[li] If your goalkeeper is particularly comfortable at receiving the ball during crossing situations within his own 6-yard box.[/li]
[li]To enable a positive overload on the counter-attack (and therefore, a situation where the opposition has more bodies that you do inside the 18-yard box). [/li]
[li]If your players are particularly good at anticipating and judging their ability to attack the ball in the air [/li][/ul]
COMPONENTS OF A ZONAL MARKING SYSTEM WHEN DEFENDING CORNERS?
[note – Analysis style must be credited to @LouisLancs – who has completed some wonderful analysis of Real Madrid vs. Barcelona corners – available on his twitter timeline]
1. It’s almost unthinkable in Britain to not have any men on the posts (although we’ve seen variations of this being achieved in recent weeks) – a method that has the benefit of making the goal smaller for the opposition. However, by taking the man off of the post and taking up the position a few yards away from the post, you reduce the opportunity for the opposition to stand on your goalkeeper – the simple premise is that this player would then be off-side given that he is now interfering with play should the ball come to him as a second ball.
2. No player is to backtrack to attack the ball (start deep) – every player has been given the responsibility of defending particular zones inside the box and every player understands that they should be forward thinking and moving to attack the ball. Reducing the opportunity for the opposition to “get a run on you” and rise above you to attack the ball. This method takes great reaction times from your players and this can only be improved through practising this scenario over and over – through the creation of habit to set patterns.
3. The idea of zonal marking means that you only need so many players to defend the set zones and therefore you have the ability to use the remaining players to increase your ability to counter-attack. One key message for the defending team is to understand in which direction is most desirable when clearing the ball. The trio of counter-attacking players should work on set patterns to beat the 2/3 defending players left back by the opposition.
4. A common set up is to have those players who are better in the air nearer the goal and more dangerous areas inside the box and those shorter players are to be used as ‘blockers’ further away from goal tracking the run of the opponents.
IN A MIXED SYSTEM: Top image was proposed as a defensive corner set up for a British club because the goalkeeper and players felt ‘men on the posts’ was essential. The compromise was that men would be zonal ‘near the posts’ and the counter attack set up could remain.
1. All relevant points in the ‘Zonal Marking’ commentary still applies
2. Any unmarked players should be left if they are furthest away from goal or weakest in the air.
3. Mixed has been arranged to try and allow for the counter attack 3v3 or 3v2 options, while at the same time going man-to-man in key areas.

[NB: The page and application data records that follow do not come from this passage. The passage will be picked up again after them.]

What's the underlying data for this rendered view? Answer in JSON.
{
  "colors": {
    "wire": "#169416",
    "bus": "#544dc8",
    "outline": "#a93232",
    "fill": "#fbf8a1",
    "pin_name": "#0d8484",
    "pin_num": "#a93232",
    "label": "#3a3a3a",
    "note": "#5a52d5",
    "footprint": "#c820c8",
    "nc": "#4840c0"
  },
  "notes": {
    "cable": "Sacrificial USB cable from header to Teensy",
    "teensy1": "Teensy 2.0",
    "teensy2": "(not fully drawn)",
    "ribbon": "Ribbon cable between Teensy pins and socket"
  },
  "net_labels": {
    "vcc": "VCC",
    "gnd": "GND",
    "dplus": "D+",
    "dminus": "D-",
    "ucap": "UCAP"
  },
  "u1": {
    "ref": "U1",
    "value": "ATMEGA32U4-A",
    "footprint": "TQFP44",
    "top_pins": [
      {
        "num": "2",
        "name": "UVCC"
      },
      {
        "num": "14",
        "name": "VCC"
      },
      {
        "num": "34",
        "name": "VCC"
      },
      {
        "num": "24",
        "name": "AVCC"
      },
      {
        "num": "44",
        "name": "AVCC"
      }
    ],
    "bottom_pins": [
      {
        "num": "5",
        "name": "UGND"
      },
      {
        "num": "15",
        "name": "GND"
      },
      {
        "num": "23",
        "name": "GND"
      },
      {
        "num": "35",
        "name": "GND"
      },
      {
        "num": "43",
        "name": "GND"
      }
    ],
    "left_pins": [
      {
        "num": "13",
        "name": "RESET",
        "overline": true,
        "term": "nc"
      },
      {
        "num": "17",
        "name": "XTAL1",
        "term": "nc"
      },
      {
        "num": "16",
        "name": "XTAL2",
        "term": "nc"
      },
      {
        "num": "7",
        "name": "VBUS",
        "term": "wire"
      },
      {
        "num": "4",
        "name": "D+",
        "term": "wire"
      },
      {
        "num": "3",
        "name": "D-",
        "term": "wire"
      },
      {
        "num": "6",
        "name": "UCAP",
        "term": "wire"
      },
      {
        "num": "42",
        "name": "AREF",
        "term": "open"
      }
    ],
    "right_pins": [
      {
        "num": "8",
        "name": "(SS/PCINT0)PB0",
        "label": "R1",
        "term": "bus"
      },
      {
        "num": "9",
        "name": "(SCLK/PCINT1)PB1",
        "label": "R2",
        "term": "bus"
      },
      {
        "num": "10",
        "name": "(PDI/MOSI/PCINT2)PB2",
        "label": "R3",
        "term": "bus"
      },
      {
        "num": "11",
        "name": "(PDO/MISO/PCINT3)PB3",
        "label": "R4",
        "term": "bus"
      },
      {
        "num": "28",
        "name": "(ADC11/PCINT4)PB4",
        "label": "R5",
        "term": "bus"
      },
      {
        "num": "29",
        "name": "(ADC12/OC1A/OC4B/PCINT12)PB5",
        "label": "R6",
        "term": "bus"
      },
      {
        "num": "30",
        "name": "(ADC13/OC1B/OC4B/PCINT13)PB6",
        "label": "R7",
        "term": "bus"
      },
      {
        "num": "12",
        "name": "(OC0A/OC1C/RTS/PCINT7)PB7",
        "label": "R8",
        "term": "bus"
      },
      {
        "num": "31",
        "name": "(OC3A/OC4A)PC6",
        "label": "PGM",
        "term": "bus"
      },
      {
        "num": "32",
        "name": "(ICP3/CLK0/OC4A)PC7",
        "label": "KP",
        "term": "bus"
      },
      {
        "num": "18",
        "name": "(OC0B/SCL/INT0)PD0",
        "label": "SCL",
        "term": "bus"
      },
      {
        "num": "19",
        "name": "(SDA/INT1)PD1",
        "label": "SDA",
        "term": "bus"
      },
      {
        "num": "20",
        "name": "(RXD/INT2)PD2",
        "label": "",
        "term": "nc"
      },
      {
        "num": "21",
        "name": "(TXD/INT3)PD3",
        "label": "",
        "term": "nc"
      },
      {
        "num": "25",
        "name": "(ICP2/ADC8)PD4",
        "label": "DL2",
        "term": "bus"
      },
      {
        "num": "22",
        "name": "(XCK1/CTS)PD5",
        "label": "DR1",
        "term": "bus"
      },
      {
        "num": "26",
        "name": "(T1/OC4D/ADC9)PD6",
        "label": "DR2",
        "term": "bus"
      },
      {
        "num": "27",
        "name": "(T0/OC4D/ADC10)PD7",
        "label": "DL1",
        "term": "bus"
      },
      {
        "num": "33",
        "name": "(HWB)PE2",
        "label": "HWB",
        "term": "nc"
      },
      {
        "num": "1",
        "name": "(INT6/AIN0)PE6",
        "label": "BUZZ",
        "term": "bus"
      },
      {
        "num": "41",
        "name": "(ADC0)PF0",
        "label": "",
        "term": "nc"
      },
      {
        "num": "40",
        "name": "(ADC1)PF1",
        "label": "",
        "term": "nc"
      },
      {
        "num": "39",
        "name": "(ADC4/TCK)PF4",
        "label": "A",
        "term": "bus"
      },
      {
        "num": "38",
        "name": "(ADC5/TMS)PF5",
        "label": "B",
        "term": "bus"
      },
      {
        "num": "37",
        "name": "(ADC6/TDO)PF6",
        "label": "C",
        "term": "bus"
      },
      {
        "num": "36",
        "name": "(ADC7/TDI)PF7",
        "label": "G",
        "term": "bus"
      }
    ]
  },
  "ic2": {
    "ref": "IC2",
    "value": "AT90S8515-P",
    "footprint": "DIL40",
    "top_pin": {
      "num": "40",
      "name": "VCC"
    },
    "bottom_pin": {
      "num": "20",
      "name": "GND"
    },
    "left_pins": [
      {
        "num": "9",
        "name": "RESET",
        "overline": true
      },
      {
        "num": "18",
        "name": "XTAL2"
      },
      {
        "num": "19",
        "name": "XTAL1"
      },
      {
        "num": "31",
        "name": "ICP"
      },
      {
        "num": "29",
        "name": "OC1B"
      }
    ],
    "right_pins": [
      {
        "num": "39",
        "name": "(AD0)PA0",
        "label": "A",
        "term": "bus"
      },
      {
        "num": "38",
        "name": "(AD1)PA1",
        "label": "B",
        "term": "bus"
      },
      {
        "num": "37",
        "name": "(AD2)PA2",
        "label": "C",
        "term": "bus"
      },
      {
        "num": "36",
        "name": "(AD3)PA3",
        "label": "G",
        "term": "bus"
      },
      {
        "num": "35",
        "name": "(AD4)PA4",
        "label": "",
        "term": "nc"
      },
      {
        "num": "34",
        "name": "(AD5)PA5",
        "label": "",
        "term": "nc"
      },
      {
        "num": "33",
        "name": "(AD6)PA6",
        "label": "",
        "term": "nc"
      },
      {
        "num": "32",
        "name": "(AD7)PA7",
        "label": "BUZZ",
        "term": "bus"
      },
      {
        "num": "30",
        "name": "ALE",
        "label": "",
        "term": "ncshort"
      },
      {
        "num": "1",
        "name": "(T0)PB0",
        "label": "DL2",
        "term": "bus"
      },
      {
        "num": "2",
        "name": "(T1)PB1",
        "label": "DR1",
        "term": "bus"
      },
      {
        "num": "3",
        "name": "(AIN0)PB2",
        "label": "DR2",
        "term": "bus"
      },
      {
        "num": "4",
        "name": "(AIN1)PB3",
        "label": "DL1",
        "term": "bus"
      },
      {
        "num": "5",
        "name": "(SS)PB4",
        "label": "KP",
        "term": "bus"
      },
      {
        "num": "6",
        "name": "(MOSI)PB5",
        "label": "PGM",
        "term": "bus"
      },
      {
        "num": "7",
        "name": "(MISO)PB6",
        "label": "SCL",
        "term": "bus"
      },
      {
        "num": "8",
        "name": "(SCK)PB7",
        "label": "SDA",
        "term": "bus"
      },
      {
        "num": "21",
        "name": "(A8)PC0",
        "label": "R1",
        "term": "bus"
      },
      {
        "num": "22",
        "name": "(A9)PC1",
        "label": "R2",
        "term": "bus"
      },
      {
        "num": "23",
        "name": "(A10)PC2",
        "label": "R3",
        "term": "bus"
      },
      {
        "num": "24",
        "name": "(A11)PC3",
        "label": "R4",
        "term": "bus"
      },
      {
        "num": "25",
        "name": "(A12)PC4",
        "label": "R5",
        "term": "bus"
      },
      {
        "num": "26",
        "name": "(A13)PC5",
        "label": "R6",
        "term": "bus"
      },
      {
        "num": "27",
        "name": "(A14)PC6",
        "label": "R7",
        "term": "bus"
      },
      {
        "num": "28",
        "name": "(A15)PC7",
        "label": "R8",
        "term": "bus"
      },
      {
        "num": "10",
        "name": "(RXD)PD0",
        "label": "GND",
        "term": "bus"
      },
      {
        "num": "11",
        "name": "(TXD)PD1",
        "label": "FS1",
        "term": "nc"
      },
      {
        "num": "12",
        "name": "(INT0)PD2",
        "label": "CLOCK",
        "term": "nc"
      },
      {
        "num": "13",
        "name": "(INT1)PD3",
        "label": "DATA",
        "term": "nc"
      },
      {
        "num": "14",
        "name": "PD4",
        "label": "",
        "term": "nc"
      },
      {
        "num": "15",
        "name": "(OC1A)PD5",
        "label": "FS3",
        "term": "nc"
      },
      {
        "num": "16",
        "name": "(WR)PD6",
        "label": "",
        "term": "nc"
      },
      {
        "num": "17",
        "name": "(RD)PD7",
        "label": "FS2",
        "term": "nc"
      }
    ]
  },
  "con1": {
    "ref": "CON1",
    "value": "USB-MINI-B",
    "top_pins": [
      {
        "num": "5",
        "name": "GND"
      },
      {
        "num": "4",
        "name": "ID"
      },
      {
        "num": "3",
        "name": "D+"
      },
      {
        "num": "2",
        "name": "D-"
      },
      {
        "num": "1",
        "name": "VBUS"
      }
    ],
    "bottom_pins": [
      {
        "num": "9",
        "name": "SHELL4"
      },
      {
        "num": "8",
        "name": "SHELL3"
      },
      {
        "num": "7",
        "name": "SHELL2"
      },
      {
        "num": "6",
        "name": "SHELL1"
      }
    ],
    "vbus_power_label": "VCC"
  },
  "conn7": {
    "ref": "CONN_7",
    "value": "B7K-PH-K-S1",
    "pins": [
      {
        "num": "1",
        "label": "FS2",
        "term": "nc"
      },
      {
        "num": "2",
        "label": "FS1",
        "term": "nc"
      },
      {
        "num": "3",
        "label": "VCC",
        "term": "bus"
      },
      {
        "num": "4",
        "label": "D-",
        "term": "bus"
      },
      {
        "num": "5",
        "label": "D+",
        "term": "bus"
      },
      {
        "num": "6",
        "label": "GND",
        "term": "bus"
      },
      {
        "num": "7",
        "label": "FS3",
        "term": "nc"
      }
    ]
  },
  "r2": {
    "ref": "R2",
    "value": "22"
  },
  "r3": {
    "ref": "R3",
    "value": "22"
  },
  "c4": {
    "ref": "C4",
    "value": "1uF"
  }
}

How you decide to set up for corners should not be treated individually from your overall playing philosophy. For counter-attacking teams, it would seem invaluable to set up from corners in a way that creates an immediate attacking overload against the opponent’s defence (those players they leave back on the half way line).
You should not, however, look to imitate any of these methods in this article without consideration of your player profiles and the number of hours you have to practice the system of marking.
With just over 30% of all goals across all professional leagues in England being scored from set plays, it shouldn’t be a part of the game that you leave unconsidered or unorganised (left to the players) and it should be clear now that organisation for set plays should be considered, well-designed and adapted to meet the profiles of your own players and how the opposition attacks the corner.
Trust, daring and insight… all three components make up your tactical approach to defending corners. There are ways of turning a corner into an opportunity to counter attack, but this is only possible with a zonal marking system in place.
Photograph taken inside Swansea FC’s changing room post Swansea vs. Liverpool FC MAY 2012
Note: Blockers, Zonal and one man-mark.